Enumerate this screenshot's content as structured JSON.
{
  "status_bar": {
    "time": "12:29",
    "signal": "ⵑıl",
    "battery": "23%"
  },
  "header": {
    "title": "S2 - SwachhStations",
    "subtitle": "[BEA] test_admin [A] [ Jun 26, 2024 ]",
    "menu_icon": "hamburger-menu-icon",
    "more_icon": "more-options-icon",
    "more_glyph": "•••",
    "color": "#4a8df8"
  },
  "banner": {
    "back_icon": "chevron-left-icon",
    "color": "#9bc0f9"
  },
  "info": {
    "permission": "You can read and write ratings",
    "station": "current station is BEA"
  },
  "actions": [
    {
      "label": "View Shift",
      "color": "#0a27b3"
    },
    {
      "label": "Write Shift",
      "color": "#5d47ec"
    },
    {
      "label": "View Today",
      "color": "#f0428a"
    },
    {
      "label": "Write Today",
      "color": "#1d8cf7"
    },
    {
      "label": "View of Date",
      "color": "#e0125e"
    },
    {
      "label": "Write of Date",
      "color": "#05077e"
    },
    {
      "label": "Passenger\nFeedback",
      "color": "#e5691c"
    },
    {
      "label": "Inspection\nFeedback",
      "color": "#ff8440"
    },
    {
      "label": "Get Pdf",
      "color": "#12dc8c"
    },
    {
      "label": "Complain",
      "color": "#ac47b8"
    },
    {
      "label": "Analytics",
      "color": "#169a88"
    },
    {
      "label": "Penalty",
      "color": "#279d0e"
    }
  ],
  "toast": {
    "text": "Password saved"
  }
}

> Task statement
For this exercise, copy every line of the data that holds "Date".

> Result of this exercise
      "label": "View of Date",
      "label": "Write of Date",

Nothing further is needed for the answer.